So….how was I to be around dancers, dance and hear all those statements and keep my recovery voice alive, not be triggered and tempted to jump right back into my old thinking? You see….

My recovery voice is the complete opposite of the my dance voice.

Recovery voice says: you are enough just the way you are, you don’t have to change anything about yourself to be accepted. It pushes me into a space of acceptance and wholeness regardless of physical appearance.

Dance voice says:  (like my Russian ballet teacher who never had anything nice to say) but you could always do more, be better. If the way you look changes you will no longer have value. When you are serious about improvement you are willing to sacrifice for it… what’s a little pain and hunger? Fix it. Do it again. Not that way.

How can I have both?  Just one voice?

Where do they overlap? Is there something that exists between the two opposing ideas? It’s as if the recovery voice is counter cultural to dance voice.

But there has to be a way! It’s not impossible.

Can we create a dance-recovery voice? A voice that embarrasses self-acceptance and always wants to improves. Challenge and comfort? Better and good enough…

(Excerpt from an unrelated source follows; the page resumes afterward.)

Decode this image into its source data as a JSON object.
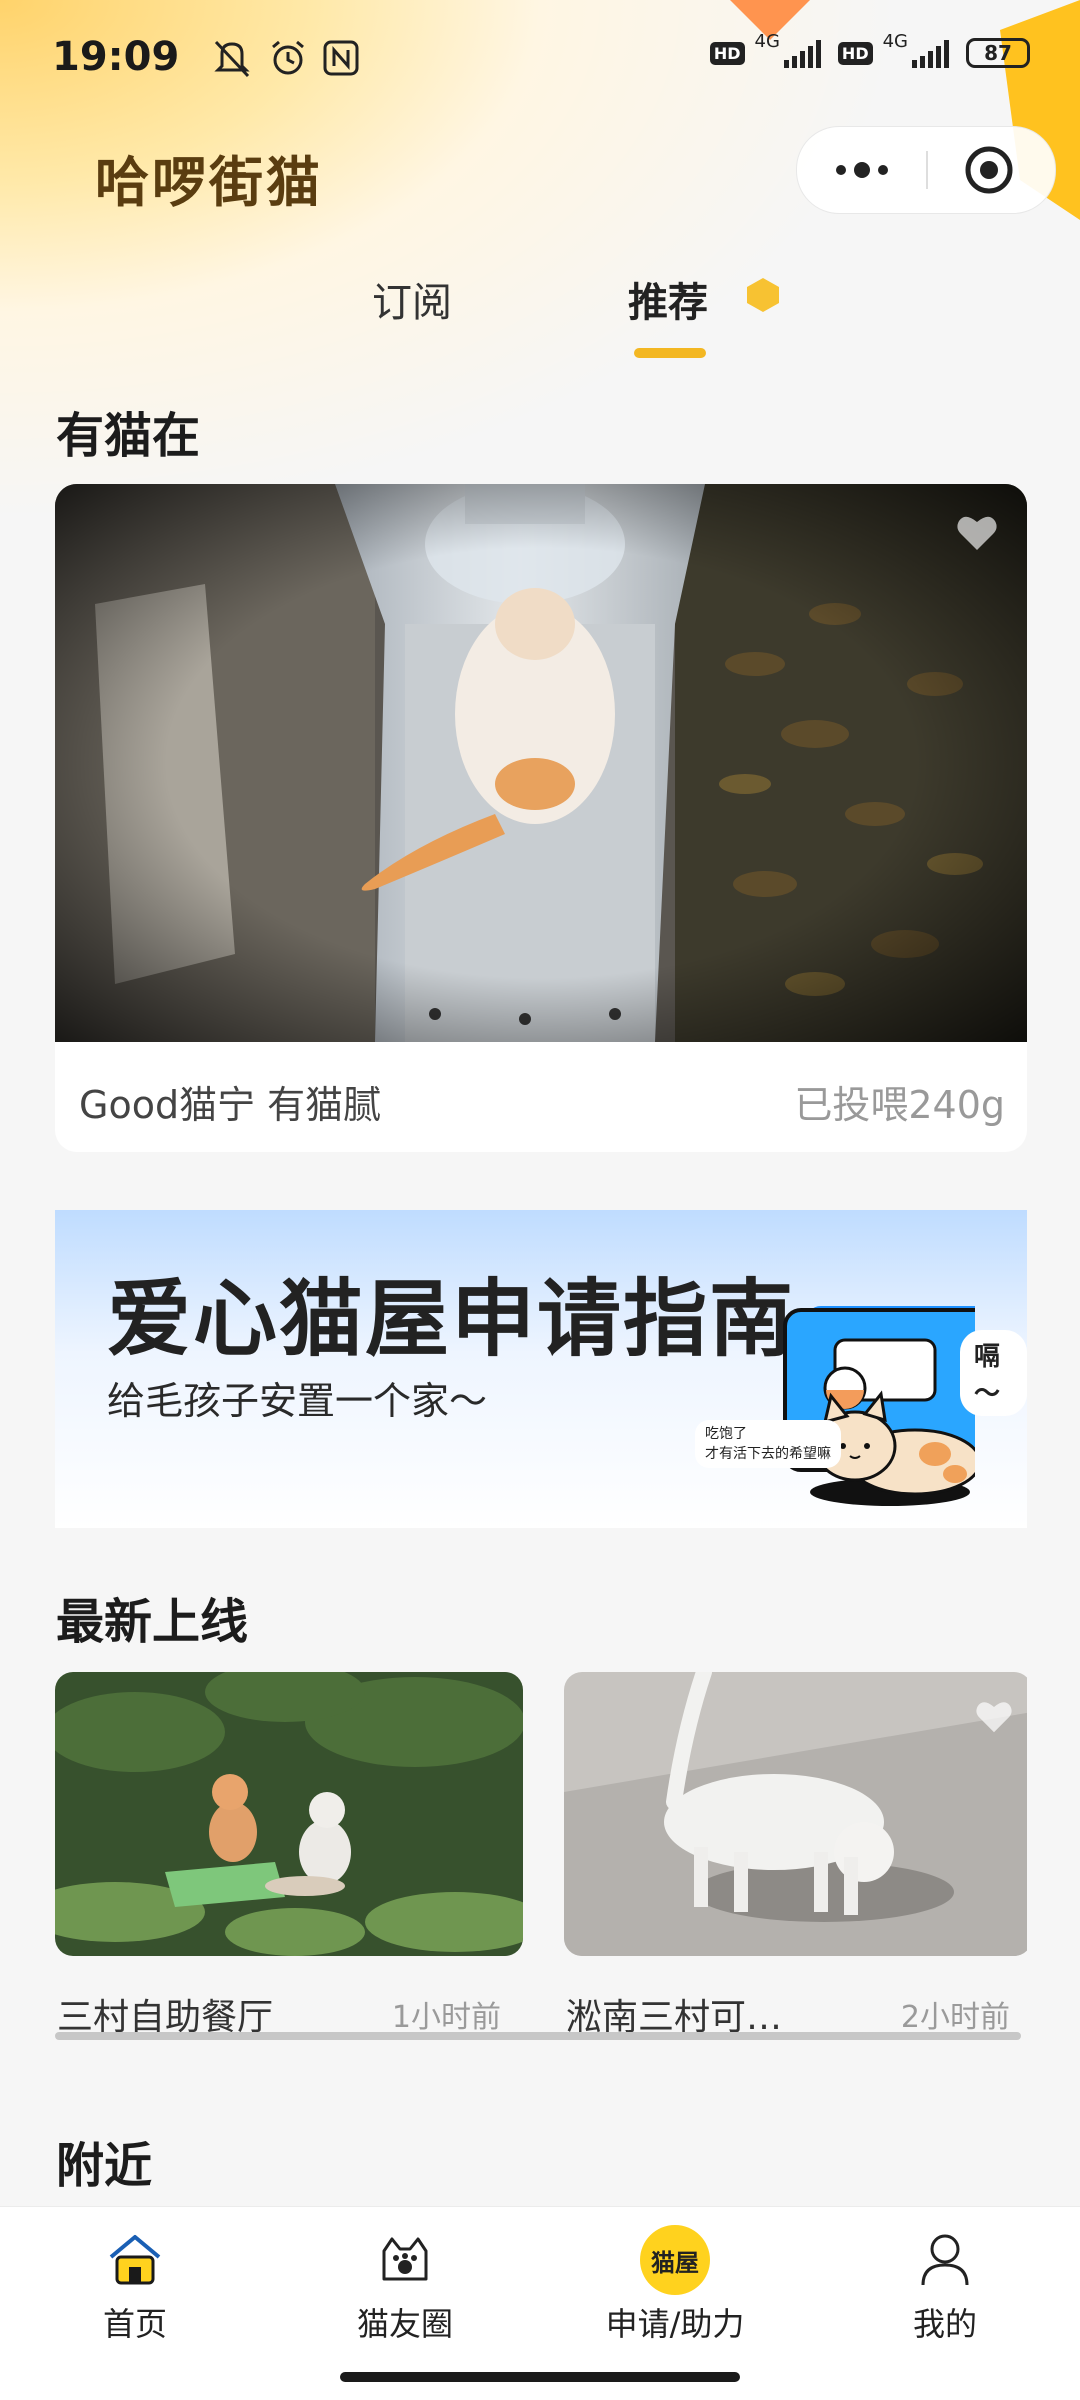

Some might say it’s impossible but….if there’s anyone that can do the impossible, it’s a dancer.